The Poison of Trump’s Intolerant Language: Violent Rhetoric Is a Road to Civil War

The Poison of Trump’s Intolerant Language: Violent Rhetoric Is a Road to Civil War

For Salon, Heather Digby Parton examines the effect of former President Donald Trump on our culture and our politics. Parton writes that Trump’s display of his intolerance for anyone who disagrees with him is making more and more people embrace political violence. The 2023 PRRI American Values Survey, published in partnership with the Brookings Institution, found that one in three Republicans agree that “because things have gotten so far off track, true American patriots may have to resort to violence in order to save our country” (22% of Independents and 13% of Democrats also agree). Among those who believe the Big Lie, however, 46% believe they may resort to violence, as well as 41% of Trump supporters, percentages that represent tens of millions of Americans.

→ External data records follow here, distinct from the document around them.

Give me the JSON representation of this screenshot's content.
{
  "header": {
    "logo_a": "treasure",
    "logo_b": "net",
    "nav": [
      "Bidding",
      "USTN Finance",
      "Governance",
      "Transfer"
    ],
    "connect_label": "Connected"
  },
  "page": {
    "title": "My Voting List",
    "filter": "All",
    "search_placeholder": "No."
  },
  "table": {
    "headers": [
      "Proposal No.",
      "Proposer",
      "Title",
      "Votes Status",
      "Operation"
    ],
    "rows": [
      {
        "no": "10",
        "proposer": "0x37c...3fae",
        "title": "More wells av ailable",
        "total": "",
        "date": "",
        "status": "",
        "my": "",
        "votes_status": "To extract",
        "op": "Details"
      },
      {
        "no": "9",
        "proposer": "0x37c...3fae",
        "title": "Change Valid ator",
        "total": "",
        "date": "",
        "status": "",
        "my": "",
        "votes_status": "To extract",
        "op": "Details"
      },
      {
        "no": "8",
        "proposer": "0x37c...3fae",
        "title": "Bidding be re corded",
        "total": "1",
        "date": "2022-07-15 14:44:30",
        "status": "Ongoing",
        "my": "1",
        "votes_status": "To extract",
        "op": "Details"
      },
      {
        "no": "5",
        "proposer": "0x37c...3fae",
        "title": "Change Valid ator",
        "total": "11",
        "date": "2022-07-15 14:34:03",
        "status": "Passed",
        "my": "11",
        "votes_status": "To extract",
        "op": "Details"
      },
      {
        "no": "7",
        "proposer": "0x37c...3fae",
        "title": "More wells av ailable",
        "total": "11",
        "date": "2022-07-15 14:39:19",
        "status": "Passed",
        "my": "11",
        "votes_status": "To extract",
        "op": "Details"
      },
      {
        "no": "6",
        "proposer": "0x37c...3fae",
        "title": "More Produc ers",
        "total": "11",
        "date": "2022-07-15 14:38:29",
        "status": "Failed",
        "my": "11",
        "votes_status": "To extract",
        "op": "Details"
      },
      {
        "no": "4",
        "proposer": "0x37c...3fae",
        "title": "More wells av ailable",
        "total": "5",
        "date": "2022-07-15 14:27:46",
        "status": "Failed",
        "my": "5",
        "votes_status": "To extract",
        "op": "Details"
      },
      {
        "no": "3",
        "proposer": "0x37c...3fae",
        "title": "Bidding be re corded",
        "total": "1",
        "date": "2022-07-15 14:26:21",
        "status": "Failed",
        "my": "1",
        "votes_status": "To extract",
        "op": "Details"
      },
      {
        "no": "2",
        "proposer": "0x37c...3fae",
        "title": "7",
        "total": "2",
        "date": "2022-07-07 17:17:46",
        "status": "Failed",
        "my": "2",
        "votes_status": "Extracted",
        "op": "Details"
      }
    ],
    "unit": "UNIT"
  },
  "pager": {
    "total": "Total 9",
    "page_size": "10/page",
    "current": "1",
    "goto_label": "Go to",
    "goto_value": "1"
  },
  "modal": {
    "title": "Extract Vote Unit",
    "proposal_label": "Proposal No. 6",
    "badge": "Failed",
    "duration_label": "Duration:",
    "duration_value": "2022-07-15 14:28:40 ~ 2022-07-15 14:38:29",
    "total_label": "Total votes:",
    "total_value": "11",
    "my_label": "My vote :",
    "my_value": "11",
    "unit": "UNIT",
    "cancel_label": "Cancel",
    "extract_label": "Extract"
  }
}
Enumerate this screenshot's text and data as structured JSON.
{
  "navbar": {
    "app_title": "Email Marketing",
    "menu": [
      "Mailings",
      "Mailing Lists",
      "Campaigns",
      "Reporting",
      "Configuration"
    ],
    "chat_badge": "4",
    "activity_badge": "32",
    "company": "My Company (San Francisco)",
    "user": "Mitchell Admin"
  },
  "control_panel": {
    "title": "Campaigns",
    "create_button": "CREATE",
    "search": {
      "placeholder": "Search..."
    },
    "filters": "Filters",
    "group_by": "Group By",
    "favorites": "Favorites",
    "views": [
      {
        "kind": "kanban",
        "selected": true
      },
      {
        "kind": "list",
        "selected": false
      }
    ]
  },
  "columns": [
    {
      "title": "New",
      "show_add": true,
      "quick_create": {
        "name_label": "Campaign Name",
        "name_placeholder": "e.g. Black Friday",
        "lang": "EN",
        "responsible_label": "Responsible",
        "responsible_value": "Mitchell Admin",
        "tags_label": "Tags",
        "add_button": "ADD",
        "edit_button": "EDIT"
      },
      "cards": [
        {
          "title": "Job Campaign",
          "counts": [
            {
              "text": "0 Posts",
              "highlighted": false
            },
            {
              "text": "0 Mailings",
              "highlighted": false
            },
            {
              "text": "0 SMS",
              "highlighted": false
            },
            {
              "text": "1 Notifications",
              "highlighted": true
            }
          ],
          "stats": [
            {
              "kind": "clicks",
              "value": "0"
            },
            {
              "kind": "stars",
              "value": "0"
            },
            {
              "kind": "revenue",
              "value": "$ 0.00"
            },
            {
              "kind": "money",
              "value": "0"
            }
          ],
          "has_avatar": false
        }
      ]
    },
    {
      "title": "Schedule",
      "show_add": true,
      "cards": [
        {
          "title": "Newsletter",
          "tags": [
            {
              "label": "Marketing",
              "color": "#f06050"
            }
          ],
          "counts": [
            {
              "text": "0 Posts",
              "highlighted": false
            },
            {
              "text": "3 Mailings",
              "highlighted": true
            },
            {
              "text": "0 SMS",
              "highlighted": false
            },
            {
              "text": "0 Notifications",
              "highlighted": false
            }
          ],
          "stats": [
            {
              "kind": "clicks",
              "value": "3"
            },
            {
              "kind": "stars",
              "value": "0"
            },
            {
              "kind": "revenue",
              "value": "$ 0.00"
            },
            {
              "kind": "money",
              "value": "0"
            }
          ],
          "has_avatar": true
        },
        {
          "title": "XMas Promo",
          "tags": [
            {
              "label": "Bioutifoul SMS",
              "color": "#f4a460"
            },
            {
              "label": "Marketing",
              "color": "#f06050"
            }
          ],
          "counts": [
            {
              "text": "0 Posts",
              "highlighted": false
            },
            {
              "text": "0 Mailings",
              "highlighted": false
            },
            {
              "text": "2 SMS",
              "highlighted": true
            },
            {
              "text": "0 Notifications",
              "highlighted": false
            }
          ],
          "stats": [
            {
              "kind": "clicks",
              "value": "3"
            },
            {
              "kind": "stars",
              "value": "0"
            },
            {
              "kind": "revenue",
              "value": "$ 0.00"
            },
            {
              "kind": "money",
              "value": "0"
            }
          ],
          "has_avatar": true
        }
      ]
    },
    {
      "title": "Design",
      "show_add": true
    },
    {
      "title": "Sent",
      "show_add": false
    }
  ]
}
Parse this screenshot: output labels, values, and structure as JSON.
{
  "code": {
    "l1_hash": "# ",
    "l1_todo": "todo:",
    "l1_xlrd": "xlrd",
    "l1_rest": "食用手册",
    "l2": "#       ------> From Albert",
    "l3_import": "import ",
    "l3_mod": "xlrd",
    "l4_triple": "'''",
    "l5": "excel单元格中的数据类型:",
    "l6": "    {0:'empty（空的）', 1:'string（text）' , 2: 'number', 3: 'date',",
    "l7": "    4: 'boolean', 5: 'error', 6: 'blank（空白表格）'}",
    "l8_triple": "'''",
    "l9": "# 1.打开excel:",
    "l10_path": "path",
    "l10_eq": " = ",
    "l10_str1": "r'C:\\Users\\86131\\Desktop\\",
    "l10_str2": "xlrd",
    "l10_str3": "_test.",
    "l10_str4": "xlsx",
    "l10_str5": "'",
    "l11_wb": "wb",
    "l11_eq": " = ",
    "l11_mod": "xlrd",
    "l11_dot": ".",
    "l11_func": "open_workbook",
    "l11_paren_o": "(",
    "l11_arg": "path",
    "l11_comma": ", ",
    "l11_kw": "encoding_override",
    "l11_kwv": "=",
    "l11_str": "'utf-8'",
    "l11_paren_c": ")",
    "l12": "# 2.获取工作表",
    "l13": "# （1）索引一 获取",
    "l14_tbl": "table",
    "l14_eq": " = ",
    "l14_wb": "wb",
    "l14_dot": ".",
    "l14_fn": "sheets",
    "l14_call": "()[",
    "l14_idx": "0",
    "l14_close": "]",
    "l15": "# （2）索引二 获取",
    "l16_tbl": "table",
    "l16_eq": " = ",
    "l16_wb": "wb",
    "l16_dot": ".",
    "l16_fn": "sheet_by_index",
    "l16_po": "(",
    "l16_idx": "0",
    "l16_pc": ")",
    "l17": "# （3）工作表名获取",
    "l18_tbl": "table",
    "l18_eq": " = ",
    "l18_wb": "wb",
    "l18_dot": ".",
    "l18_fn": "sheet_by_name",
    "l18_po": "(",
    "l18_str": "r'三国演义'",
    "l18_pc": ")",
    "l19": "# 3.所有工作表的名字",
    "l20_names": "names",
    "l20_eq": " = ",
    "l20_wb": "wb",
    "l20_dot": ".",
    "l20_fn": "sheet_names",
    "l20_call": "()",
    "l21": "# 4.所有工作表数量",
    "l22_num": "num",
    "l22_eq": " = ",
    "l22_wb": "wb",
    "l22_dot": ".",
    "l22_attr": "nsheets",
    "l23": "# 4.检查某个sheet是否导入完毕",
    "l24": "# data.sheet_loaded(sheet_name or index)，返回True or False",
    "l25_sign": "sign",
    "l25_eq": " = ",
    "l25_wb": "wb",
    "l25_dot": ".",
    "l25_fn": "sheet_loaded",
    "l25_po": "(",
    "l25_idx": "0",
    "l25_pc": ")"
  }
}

How Risky for Biden Is Arab American Anger Over Israel?

In an opinion column published by the Alabama Political Reporter, Bill Britt writes that in Alabama, a stronghold of conservatism, its diversifying electorate is bringing the state to a political crossroads. While some political and faith leaders continue promoting rigid ideology, Republican-led culture war battles are encountering increasing resistance from younger voters and those less inclined toward religious conservatism. Data from the PRRI Census of American Religion corroborates this transformation, showing that in 2022 nearly four in ten Americans ages 18–29 (38%) were religiously unaffiliated compared with 20% of those ages 50–64 and 17% of those ages 65 and over.

How Four Nuns Were the First Native American Women in the Military

Mariel Padilla at 19th News traces the origins of Native American women serving in the U.S. military back to four Lakota Sioux women who were members of a small religious order on the Fort Berthold Indian Reservation in North Dakota in 1898. The nuns cared for sick and injured soldiers, enduring jarring conditions and racism throughout and in the aftermath of the Spanish-American War. Today, Padilla highlights that Native Americans and Alaska Natives serve in the Armed Forces at five times the national average, noting that the women serve in higher concentration than any other ethnic population.

What’s Buzzing?

Watch a roundup of the panel discussion held at the Brookings Institution about the 2023 American Values Survey findings here.